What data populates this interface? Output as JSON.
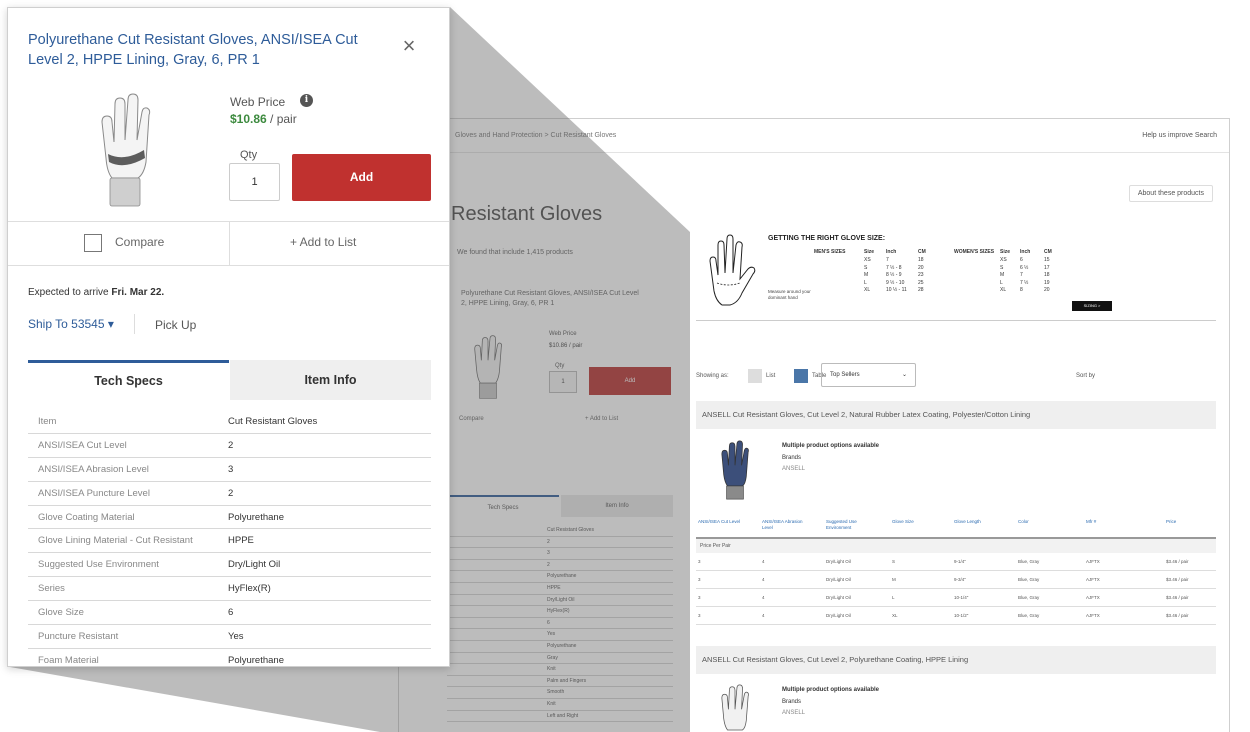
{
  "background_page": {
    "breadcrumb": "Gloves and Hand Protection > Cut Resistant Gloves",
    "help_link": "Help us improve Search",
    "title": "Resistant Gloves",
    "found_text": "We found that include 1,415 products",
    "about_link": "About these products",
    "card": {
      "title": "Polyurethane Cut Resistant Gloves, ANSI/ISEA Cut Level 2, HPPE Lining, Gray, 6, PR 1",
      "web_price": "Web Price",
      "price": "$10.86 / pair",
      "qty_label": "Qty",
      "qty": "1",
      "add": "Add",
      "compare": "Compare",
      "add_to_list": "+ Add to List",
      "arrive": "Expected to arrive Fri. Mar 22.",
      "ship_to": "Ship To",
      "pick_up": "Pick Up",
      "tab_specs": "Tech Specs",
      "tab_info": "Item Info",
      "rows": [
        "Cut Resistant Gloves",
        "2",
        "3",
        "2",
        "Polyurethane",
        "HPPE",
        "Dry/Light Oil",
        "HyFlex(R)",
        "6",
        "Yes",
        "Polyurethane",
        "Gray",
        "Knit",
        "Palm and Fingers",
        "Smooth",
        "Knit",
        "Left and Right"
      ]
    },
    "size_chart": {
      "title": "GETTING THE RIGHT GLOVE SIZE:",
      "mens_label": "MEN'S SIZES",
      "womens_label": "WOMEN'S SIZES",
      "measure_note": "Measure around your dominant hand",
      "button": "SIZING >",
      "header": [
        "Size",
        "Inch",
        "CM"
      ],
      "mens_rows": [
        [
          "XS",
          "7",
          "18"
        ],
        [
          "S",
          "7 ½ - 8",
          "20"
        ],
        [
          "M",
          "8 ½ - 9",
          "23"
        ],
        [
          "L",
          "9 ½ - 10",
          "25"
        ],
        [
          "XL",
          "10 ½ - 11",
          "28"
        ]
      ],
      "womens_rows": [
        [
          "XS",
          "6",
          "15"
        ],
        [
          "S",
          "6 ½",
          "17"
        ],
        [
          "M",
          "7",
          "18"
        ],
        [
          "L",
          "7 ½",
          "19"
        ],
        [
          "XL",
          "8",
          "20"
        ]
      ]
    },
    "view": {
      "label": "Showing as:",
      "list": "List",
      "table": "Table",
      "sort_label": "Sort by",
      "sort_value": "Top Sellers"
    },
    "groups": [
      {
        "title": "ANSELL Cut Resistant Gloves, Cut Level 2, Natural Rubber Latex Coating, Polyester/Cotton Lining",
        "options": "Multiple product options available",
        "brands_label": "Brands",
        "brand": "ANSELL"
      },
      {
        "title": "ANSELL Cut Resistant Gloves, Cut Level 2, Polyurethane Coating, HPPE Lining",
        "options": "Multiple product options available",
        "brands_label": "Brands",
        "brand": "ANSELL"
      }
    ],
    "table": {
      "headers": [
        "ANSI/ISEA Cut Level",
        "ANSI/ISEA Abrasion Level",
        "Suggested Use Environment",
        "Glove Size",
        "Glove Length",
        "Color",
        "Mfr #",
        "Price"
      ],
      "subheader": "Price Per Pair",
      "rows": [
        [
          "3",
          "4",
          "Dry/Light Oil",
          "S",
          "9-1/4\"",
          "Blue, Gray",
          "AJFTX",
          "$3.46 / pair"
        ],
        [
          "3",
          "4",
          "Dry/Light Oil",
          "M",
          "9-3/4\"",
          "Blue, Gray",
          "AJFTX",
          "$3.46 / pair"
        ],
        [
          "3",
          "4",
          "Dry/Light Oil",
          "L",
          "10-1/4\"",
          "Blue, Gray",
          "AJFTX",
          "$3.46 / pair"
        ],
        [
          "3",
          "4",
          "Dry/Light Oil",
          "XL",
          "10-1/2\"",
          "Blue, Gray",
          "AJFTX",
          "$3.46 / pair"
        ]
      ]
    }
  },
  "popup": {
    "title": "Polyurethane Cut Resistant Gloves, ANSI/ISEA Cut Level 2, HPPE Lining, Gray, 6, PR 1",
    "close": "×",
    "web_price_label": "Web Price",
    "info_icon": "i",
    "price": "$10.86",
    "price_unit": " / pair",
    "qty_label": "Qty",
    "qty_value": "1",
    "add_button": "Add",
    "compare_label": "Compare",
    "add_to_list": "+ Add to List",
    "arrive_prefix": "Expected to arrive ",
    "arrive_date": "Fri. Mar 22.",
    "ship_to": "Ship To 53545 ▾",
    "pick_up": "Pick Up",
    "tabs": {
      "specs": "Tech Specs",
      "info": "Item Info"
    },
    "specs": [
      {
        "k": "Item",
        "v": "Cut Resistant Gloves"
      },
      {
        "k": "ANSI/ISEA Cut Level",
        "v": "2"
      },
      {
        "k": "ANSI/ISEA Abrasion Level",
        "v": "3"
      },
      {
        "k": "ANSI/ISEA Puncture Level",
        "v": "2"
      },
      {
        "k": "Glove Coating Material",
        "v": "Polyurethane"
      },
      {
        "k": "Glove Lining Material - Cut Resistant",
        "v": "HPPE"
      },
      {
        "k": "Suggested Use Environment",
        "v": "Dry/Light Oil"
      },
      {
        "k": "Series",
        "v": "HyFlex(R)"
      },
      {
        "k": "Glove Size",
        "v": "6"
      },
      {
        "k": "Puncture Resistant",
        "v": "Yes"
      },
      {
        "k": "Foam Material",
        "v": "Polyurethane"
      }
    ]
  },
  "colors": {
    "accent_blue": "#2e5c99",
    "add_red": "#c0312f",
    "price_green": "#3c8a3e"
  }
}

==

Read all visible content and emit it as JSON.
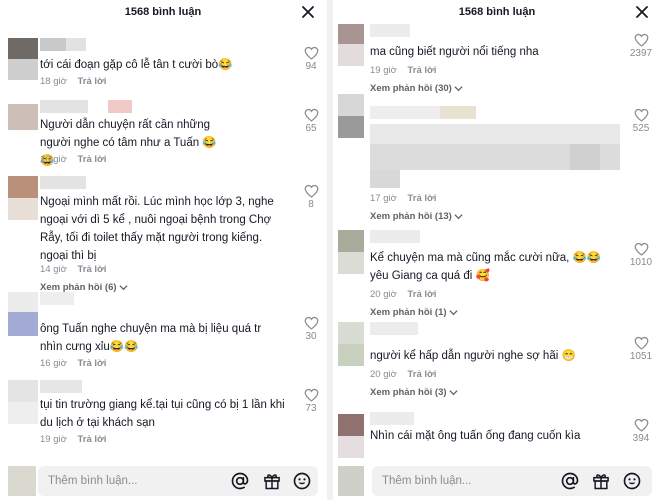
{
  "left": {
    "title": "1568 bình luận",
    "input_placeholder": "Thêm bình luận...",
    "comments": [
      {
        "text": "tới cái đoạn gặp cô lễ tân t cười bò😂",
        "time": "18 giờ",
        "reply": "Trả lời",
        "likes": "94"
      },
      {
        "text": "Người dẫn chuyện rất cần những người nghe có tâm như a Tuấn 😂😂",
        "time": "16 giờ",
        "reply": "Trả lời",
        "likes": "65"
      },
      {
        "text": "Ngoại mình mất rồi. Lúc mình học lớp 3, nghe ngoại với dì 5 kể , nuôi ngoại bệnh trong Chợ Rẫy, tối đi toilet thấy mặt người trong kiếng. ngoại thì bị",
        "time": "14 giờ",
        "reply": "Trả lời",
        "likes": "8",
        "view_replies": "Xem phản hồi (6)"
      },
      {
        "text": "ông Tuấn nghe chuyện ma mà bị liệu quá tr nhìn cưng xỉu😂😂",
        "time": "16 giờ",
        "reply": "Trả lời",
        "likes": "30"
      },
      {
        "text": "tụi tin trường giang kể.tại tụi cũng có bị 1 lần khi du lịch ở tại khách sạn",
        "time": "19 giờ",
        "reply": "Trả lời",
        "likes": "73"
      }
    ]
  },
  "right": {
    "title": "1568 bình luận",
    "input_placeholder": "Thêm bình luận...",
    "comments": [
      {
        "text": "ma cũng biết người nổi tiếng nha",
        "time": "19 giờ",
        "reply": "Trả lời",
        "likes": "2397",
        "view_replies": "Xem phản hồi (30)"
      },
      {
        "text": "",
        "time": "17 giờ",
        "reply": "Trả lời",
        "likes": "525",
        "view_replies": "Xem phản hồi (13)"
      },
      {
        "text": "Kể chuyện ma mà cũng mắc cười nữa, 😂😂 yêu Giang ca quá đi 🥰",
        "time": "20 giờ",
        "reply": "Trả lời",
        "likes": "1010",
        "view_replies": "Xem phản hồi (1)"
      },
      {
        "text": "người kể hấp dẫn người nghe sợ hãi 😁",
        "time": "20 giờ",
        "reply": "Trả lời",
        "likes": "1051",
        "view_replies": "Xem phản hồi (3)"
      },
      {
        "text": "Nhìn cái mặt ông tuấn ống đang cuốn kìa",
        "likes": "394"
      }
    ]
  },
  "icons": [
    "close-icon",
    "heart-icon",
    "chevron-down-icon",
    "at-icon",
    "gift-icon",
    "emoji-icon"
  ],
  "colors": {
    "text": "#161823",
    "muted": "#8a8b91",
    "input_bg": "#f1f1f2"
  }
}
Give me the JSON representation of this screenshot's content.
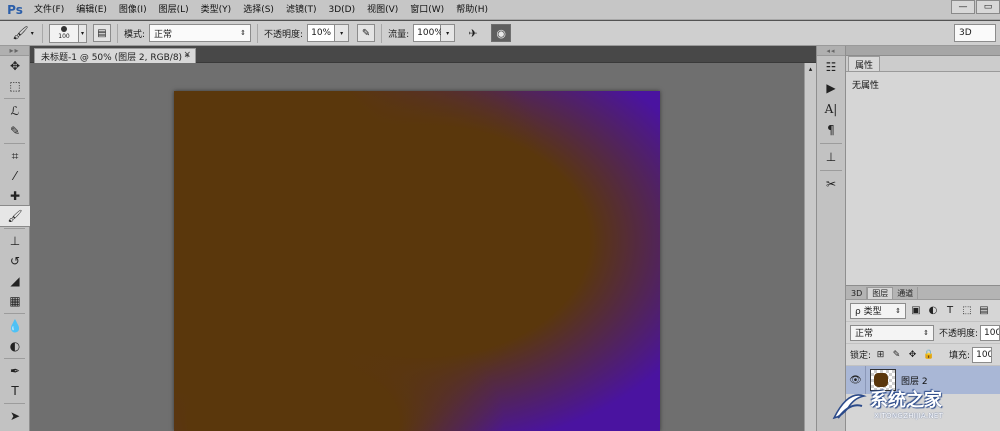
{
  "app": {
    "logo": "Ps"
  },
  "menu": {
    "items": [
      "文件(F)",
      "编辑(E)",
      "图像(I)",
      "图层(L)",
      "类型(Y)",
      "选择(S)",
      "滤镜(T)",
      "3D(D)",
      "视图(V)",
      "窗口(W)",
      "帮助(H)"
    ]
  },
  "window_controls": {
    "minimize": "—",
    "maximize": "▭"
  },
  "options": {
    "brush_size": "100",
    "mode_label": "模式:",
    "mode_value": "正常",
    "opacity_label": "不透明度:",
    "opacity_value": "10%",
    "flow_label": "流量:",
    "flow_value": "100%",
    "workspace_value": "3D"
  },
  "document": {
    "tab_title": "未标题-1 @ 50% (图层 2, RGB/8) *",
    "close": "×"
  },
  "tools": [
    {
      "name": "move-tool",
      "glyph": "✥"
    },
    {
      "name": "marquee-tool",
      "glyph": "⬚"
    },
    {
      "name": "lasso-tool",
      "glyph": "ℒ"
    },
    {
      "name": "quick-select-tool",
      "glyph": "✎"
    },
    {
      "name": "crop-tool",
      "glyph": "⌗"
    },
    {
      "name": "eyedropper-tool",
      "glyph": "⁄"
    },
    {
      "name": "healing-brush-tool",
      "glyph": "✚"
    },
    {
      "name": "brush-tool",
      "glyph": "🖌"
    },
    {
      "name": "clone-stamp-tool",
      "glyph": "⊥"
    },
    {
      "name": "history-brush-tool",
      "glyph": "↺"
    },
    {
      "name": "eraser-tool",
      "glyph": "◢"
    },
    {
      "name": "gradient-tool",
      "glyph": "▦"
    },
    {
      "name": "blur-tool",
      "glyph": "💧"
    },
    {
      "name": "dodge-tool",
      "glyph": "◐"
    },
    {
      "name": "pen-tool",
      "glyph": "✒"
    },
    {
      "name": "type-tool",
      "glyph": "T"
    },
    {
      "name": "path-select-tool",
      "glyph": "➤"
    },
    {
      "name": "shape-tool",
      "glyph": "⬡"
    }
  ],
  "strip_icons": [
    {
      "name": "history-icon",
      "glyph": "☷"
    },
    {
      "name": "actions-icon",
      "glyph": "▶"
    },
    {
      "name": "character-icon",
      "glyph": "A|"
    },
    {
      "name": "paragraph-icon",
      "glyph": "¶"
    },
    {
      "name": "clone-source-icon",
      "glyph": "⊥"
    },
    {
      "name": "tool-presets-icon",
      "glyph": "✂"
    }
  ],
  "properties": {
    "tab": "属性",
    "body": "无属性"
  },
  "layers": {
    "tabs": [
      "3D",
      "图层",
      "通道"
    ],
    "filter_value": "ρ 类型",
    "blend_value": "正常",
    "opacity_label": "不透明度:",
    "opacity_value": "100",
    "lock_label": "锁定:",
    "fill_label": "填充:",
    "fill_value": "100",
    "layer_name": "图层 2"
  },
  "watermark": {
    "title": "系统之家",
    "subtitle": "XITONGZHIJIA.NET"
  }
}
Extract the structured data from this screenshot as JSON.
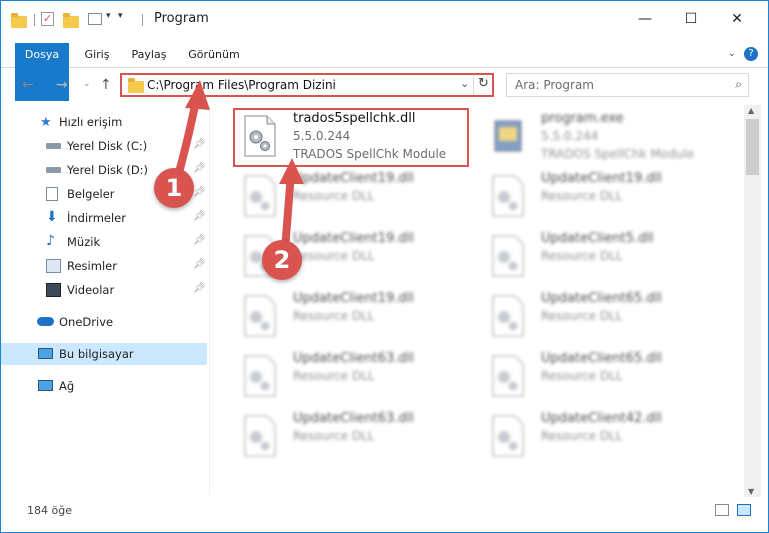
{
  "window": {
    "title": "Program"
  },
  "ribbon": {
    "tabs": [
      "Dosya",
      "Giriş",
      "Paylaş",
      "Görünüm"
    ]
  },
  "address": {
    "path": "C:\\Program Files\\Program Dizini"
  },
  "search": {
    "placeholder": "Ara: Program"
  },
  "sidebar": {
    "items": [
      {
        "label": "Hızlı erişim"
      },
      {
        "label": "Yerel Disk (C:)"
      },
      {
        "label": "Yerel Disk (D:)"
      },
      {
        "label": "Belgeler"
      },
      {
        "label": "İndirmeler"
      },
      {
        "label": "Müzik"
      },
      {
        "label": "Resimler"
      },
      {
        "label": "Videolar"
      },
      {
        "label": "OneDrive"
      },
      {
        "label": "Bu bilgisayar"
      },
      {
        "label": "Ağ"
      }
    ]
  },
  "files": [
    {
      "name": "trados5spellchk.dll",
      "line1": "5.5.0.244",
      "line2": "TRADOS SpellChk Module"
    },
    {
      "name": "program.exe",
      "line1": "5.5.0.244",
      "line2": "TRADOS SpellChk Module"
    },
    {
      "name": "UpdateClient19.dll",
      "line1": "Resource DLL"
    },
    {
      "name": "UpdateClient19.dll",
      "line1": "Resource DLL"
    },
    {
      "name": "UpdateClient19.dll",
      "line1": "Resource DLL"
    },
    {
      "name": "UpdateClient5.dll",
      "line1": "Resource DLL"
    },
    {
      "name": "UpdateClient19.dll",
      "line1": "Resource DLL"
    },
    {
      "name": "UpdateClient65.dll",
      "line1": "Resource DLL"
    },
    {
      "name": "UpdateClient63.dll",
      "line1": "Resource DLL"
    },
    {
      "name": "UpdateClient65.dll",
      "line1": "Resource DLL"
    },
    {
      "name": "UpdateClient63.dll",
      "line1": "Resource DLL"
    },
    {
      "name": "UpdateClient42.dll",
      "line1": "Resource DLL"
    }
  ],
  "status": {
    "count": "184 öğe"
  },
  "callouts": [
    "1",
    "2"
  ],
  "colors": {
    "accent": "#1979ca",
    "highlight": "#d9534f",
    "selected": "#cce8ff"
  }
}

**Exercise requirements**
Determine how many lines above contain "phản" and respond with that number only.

**Answer for this exercise**
5